● **Your task**:
When a line of the records below contains the string "disclosure", copy that whole line.

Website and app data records
=== Section Start ===

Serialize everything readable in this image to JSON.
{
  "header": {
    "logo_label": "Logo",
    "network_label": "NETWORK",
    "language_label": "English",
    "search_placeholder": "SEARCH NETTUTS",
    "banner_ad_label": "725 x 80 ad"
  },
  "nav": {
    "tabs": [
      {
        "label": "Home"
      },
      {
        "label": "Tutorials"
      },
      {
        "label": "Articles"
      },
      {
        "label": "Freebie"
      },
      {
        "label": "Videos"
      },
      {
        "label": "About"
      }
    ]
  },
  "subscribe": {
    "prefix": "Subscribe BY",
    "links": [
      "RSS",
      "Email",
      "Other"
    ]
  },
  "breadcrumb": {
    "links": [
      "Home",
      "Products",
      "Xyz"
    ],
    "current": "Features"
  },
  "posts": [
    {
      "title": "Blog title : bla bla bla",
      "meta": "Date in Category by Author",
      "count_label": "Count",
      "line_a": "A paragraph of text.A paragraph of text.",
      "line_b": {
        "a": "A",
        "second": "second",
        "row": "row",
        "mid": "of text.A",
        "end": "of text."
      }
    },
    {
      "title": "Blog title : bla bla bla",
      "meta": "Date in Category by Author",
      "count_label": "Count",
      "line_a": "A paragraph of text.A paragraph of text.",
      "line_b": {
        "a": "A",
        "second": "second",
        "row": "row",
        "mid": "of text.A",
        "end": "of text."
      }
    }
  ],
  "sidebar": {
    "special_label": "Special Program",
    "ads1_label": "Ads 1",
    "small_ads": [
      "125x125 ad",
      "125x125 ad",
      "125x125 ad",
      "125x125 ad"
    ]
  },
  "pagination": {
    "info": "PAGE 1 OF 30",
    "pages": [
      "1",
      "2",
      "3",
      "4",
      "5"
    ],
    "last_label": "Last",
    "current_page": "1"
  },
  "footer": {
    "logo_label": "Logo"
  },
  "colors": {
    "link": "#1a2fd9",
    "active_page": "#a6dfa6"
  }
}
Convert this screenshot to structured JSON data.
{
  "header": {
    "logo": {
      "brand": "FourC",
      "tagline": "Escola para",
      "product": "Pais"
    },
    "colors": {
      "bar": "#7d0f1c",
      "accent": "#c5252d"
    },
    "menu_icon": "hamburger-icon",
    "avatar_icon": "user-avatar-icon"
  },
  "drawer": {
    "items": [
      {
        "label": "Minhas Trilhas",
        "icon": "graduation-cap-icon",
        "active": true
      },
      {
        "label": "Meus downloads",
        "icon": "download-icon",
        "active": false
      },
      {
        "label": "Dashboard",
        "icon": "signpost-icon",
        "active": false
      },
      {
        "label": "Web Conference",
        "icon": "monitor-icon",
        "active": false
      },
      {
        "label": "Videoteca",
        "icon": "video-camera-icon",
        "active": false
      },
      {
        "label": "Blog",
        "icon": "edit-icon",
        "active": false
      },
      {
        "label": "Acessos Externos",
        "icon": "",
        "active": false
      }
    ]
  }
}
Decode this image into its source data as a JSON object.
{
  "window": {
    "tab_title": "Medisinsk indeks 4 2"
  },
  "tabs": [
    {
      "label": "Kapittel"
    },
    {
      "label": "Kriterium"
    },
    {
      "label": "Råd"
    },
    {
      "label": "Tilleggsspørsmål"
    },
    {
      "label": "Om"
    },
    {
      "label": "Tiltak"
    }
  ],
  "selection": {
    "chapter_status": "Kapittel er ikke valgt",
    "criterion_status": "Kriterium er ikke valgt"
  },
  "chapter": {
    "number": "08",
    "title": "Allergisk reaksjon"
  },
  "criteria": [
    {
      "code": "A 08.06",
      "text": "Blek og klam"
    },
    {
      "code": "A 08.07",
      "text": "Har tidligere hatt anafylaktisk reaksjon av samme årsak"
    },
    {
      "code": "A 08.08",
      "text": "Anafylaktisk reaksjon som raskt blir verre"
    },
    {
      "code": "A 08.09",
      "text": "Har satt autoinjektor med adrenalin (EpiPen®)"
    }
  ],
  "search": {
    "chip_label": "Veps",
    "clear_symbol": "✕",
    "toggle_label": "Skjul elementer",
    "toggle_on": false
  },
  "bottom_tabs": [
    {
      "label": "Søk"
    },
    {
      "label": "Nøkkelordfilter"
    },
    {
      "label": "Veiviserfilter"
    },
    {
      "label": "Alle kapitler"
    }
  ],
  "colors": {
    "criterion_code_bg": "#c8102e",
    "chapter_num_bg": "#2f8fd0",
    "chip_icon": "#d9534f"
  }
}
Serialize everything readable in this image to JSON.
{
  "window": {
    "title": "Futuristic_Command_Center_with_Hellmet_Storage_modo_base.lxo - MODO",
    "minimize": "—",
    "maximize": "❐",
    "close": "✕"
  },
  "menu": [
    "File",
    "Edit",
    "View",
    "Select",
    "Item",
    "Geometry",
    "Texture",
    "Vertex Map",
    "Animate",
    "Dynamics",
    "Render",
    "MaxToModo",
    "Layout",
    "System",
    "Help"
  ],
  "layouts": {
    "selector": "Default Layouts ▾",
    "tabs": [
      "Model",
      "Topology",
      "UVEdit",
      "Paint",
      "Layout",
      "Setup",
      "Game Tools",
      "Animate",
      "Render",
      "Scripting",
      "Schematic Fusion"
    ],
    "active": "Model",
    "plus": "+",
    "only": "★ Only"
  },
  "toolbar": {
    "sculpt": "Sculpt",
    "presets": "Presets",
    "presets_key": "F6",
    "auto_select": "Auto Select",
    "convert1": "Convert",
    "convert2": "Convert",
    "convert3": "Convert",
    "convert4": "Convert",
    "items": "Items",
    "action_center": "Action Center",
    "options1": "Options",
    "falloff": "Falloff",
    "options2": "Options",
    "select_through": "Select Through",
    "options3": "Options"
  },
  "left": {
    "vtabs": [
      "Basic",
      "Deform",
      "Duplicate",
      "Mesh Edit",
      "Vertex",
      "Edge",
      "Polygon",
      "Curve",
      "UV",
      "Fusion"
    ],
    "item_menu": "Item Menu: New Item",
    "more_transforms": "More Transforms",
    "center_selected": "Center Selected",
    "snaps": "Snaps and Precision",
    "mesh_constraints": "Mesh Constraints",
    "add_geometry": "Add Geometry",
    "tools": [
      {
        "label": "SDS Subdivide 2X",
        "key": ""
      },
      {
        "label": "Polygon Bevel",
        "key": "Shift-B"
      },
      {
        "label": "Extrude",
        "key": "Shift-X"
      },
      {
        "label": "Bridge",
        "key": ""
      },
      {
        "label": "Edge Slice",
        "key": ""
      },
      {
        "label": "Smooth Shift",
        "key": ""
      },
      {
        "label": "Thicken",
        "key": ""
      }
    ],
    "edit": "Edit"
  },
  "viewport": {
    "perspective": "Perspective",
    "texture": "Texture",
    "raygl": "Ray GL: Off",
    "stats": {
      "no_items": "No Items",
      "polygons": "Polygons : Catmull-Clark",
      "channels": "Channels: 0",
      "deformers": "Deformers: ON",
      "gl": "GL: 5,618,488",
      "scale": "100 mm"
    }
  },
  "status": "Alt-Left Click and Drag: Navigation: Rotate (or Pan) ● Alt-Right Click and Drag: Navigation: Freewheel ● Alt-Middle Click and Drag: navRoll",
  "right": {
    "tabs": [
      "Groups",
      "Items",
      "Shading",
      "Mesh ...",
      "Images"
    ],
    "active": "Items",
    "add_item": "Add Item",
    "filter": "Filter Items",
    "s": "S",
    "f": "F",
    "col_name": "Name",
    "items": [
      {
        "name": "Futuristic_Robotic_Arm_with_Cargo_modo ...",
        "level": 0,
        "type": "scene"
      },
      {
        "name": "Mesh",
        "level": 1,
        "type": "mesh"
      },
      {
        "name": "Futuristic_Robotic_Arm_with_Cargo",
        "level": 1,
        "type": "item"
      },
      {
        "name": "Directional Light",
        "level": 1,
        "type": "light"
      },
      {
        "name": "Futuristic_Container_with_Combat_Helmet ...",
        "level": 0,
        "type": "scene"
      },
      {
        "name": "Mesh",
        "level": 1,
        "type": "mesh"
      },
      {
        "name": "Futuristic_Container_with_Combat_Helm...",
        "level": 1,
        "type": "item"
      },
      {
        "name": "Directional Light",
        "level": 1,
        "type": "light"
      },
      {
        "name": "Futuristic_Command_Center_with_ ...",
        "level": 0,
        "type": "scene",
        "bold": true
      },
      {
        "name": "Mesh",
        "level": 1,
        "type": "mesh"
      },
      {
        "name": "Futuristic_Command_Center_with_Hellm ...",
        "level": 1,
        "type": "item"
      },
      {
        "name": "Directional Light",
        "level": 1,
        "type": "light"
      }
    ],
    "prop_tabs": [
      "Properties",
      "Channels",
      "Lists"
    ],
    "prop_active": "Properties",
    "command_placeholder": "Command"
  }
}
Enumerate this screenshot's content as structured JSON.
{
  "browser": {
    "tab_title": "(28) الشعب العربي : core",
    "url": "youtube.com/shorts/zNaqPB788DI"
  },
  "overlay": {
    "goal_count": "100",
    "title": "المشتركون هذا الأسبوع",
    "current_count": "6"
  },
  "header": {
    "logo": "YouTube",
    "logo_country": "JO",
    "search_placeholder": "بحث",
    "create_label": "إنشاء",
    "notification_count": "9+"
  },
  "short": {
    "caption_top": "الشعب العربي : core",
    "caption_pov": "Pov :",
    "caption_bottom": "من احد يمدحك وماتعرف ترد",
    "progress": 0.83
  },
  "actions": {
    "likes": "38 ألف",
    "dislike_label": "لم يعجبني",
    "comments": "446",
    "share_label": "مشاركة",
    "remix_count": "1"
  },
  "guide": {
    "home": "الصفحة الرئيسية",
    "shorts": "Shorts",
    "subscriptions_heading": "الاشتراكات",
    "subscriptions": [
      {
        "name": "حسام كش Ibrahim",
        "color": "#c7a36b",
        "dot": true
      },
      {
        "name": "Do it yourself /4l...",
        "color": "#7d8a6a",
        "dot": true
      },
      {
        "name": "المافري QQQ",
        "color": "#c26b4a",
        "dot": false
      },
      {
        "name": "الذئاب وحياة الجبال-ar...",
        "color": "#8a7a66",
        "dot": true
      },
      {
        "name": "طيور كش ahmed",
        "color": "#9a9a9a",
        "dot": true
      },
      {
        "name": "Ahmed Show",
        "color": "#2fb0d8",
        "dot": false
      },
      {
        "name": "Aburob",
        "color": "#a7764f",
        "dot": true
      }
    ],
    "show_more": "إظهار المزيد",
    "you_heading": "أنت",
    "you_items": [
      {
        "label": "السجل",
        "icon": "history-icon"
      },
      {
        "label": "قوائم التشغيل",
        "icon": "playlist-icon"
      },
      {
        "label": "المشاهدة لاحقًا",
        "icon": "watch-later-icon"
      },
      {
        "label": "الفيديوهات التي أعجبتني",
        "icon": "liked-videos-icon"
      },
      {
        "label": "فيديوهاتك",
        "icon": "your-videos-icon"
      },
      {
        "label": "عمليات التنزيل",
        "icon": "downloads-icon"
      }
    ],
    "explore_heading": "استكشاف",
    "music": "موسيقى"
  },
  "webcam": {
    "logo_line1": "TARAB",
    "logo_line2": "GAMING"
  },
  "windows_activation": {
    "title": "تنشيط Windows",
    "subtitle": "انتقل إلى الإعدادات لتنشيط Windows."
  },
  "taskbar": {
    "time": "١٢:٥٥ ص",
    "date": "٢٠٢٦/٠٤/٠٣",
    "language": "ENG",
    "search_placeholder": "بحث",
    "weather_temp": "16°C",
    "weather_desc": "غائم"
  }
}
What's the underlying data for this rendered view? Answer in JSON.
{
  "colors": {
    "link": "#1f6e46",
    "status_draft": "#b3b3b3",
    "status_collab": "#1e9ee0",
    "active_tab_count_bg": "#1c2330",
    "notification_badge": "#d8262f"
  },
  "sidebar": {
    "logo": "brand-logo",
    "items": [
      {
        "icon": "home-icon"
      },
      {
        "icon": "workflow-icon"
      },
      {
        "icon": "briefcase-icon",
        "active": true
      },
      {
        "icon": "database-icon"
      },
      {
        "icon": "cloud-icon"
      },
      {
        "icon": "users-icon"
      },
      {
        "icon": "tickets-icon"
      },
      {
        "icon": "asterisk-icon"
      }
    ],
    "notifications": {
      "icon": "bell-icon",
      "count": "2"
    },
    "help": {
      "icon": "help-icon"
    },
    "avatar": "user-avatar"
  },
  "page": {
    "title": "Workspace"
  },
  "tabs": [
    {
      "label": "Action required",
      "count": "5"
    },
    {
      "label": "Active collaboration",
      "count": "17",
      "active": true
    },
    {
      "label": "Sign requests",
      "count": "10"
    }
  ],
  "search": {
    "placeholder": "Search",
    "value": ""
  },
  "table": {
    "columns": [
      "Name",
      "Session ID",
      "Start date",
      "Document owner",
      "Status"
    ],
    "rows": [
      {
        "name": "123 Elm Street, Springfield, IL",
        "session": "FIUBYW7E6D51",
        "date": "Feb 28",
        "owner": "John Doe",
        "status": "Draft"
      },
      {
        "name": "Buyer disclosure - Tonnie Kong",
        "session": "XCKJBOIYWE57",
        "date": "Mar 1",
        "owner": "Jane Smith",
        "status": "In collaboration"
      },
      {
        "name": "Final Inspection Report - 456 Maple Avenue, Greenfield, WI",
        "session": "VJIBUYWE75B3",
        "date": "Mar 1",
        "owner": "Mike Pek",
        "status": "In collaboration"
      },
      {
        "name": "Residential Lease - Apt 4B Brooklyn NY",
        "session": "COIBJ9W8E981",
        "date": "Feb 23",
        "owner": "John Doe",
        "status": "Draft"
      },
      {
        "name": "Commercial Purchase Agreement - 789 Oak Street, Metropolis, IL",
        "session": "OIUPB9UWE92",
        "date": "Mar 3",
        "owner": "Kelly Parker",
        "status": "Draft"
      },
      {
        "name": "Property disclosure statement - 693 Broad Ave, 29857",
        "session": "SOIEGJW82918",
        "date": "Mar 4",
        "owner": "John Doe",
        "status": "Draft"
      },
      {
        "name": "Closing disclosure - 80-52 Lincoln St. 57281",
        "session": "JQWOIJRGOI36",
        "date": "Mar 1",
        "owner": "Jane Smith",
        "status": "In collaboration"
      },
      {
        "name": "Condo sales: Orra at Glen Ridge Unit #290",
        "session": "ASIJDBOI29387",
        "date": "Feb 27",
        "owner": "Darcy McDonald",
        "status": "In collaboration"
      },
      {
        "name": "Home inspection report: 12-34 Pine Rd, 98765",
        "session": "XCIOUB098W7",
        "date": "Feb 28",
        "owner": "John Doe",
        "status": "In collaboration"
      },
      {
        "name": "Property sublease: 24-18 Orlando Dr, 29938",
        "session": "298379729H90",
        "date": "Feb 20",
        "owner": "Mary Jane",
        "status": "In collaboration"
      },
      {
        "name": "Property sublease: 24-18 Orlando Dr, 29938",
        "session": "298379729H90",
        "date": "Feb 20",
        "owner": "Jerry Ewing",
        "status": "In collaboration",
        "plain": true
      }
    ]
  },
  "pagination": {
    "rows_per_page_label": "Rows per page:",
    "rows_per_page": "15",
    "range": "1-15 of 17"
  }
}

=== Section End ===

● **Response to this task**:
        "name": "Buyer disclosure - Tonnie Kong",
        "name": "Property disclosure statement - 693 Broad Ave, 29857",
        "name": "Closing disclosure - 80-52 Lincoln St. 57281",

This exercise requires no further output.